that the accident brings six francs to the glazier's trade —
that it encourages that trade to the amount of six francs — I
grant it; I have not a word to say against it; you reason
justly. The glazier comes, performs his task, receives his six
francs, rubs his hands, and, in his heart, blesses the
careless child. All this is that which is seen.
But if, on the other hand, you come to the conclusion, as is
too often the case, that it is a good thing to break windows,
that it causes money to circulate, and that the encouragement
of industry in general will be the result of it, you will
oblige me to call out, "Stop there! Your theory is confined to
that which is seen; it takes no account of that which is not
It is not seen that as our shopkeeper has spent six francs
upon one thing, he cannot spend them upon another. It is not
seen that if he had not had a window to replace, he would,
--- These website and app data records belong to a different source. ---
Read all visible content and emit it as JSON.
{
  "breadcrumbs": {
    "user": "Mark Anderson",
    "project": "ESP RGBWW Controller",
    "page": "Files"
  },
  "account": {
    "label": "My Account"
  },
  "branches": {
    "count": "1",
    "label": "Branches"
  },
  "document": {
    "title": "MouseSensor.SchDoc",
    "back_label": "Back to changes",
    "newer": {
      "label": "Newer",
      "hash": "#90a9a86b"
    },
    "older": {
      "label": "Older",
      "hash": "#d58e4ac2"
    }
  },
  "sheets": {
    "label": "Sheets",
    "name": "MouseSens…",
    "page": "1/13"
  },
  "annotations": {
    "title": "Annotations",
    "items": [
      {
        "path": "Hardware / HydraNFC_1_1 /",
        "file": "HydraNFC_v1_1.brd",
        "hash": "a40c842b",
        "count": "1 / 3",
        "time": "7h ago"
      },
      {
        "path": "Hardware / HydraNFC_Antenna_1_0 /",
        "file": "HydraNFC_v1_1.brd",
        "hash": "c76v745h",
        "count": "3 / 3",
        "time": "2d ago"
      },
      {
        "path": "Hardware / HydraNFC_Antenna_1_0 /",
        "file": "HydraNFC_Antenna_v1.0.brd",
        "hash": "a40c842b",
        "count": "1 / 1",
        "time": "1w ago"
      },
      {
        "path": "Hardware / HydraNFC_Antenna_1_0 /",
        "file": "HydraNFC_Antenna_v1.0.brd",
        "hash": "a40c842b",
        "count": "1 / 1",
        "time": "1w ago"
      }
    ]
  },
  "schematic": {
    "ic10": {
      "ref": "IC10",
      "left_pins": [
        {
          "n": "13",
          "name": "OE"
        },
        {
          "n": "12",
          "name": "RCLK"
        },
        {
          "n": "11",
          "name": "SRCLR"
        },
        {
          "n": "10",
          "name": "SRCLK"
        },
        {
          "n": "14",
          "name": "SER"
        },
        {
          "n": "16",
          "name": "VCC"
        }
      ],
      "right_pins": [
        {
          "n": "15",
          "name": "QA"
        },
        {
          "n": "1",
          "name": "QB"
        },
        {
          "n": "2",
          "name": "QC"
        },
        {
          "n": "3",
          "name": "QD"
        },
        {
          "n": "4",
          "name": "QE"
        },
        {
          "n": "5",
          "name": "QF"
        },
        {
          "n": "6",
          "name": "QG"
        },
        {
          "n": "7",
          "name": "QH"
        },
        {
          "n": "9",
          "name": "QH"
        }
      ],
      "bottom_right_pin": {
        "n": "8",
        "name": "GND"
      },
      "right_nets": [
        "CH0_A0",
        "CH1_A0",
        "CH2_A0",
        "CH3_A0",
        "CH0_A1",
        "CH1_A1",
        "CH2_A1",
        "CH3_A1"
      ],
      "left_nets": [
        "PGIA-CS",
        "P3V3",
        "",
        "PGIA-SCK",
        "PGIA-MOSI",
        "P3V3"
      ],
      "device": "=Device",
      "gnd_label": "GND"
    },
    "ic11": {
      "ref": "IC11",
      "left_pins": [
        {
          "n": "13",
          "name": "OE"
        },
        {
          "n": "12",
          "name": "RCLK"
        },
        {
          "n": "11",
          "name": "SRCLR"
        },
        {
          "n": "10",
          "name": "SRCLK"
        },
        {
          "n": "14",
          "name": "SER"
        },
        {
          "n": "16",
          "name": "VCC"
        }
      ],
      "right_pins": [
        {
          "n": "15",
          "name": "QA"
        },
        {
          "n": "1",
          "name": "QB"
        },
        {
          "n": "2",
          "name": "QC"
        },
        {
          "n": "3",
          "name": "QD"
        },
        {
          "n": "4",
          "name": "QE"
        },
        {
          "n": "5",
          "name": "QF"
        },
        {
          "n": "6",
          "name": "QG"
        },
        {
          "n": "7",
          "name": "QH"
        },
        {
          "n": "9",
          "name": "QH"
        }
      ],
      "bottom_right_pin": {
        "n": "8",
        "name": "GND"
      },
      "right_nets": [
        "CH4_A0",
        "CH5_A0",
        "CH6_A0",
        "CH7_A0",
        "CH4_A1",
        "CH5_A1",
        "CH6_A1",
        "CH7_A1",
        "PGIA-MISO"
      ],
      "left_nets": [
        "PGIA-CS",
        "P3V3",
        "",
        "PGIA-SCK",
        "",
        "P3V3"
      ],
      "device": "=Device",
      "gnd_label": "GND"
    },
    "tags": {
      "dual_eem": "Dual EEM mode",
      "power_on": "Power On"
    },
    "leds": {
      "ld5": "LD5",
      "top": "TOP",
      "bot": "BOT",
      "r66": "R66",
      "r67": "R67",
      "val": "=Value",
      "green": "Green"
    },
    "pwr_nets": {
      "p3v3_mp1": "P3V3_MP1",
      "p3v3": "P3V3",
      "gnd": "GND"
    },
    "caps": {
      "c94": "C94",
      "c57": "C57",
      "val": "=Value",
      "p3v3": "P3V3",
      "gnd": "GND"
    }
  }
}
perhaps, have replaced his old shoes, or added another book to
his library. In short, he would have employed his six francs
in some way which this accident has prevented.
Let us take a view of industry in general, as affected by this
circumstance. The window being broken, the glazier's trade is
encouraged to the amount of six francs: this is that which is
If the window had not been broken, the shoemaker's trade (or
some other) would have been encouraged to the amount of six
francs: this is that which is not seen.
In preparation for our class please consider these questions:
1. There are those who say that, apart from the loss of human
life, the destruction of property caused by, say, a hurricane
is a good thing because it stimulates a lot of economic
activity. Lumber yards sell lots of lumber to replace
destroyed buildings. Hardware stores sell lots of electrical
and plumbing supplies for the buildings. Tradesmen have lots
of work to do for which they get paid and then they spend the
money they received on all kinds of good s and services. They
feed their families, buy their kids clothing. Are these good
things? Has the hurricane been a blessing? If so, why? if not,
2. Is life full of "that which is not seen"? As used in the
text what does that phrase mean?